In this week's Science, a team of researchers from across the UK publishes a study demonstrating just how much the human genome can compensate for a loss of protein-coding genes. They sequenced the genomes of 3,222 adults of Pakistani descent who had a high level of parental relatedness, which results in a large number of identical gene sets in genomes. An analysis revealed a total loss of function for 781 different protein-coding genes in 821 individuals. Notably, 38 individuals had homozygous loss-of-function genotypes associated with recessive diseases, yet their health profiles did not differ substantially from heterozygous controls, suggesting the existence of genomic mechanisms that can compensate for missing genes the encode critical proteins. GenomeWeb has more on this study here.

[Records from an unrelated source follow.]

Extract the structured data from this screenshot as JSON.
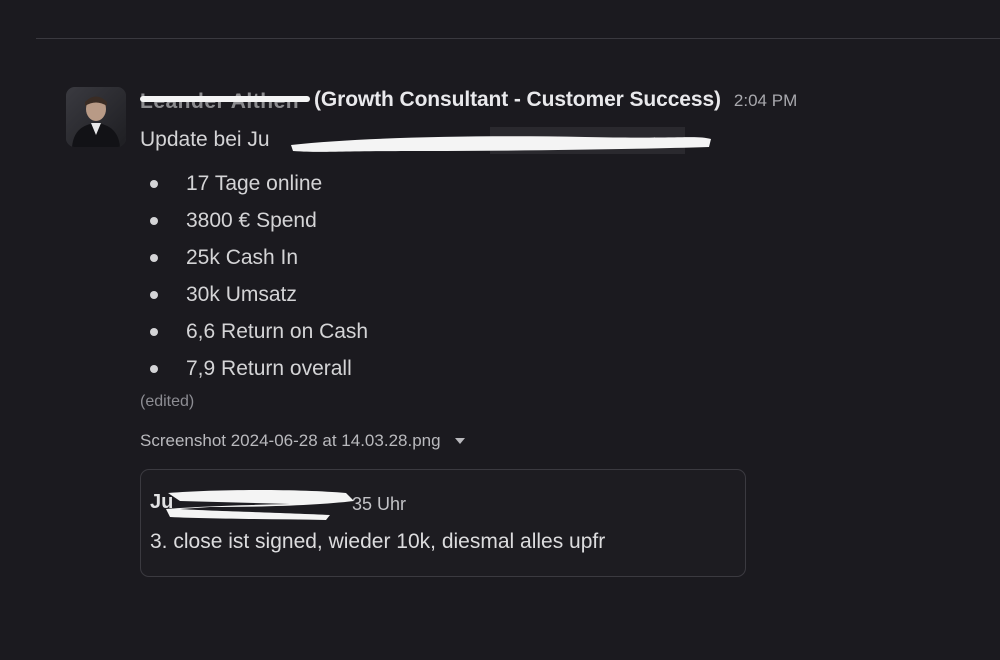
{
  "message": {
    "sender": {
      "name_visible_fragment": "Leander Althen",
      "role": "(Growth Consultant - Customer Success)"
    },
    "timestamp": "2:04 PM",
    "intro_text": "Update bei Ju",
    "bullets": [
      "17 Tage online",
      "3800 € Spend",
      "25k Cash In",
      "30k Umsatz",
      "6,6 Return on Cash",
      "7,9 Return overall"
    ],
    "edited_label": "(edited)",
    "attachment": {
      "filename": "Screenshot 2024-06-28 at 14.03.28.png",
      "icon": "caret-down-icon"
    },
    "quoted_message": {
      "author_fragment": "Ju",
      "time_fragment": "35 Uhr",
      "text": "3. close ist signed, wieder 10k, diesmal alles upfr"
    }
  },
  "colors": {
    "background": "#1b1a1f",
    "text_primary": "#d6d6d8",
    "text_muted": "#8d8d93",
    "redaction": "#f4f4f4"
  }
}
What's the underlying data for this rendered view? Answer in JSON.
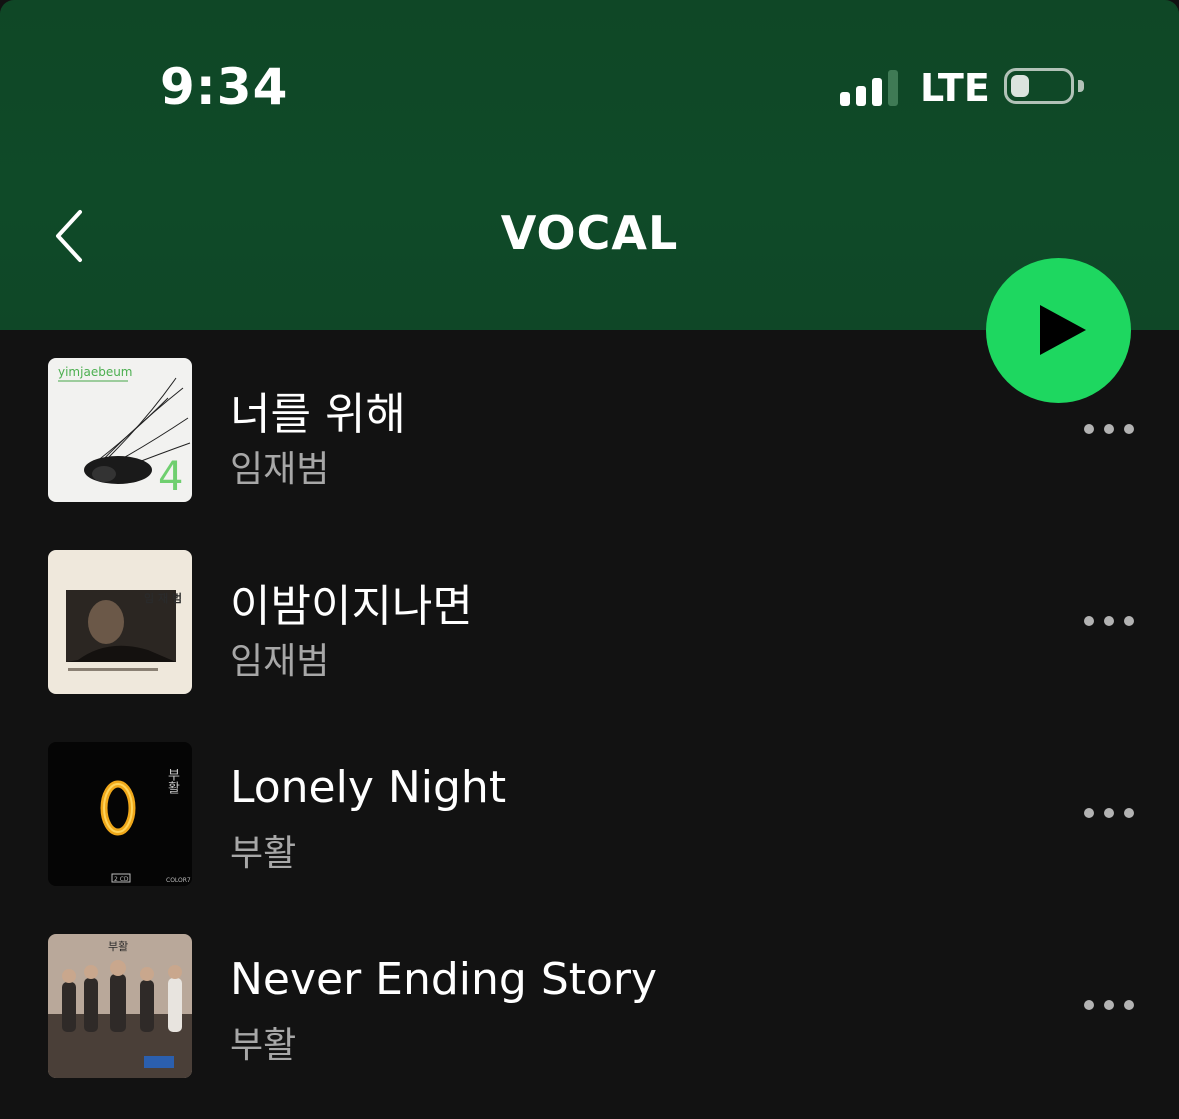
{
  "status_bar": {
    "time": "9:34",
    "network": "LTE",
    "signal_bars_active": 3,
    "signal_bars_total": 4,
    "battery_level": 0.2
  },
  "header": {
    "title": "VOCAL",
    "back_icon": "chevron-left-icon",
    "play_icon": "play-icon"
  },
  "colors": {
    "header_bg": "#0f4726",
    "accent": "#1ed760",
    "background": "#121212",
    "secondary_text": "#a7a7a7"
  },
  "tracks": [
    {
      "title": "너를 위해",
      "artist": "임재범",
      "art_text": "yimjaebeum",
      "art_label": "4"
    },
    {
      "title": "이밤이지나면",
      "artist": "임재범",
      "art_text": "임 재 범"
    },
    {
      "title": "Lonely Night",
      "artist": "부활",
      "art_text": "부활",
      "art_badge": "2 CD",
      "art_label": "COLOR7"
    },
    {
      "title": "Never Ending Story",
      "artist": "부활",
      "art_text": "부활"
    }
  ]
}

And in Science Translational Medicine, a University of Cambridge-led research group reports the first inherited mutation of SRC — the first cancer gene discovered — that causes a rare bleeding disorder in humans that cannot be fully reversed even by targeting the gene. The investigators studied a family with a severe bleeding disorder and found a dominant gain-of-function mutation in SRC that enhanced the gene's activity, leading to abnormal platelets and megakaryocytes. In vitro and in zebrafish, the mutation's effects could not be reversed entirely by inhibiting the gene. The findings shed new light onto a SRC's role in this rare bleeding disorder, and also offer a possible explanation to the severe bleeding observed in cancer patients treated with Src family kinases, or SFK, inhibitors. GenomeWeb also covers this here.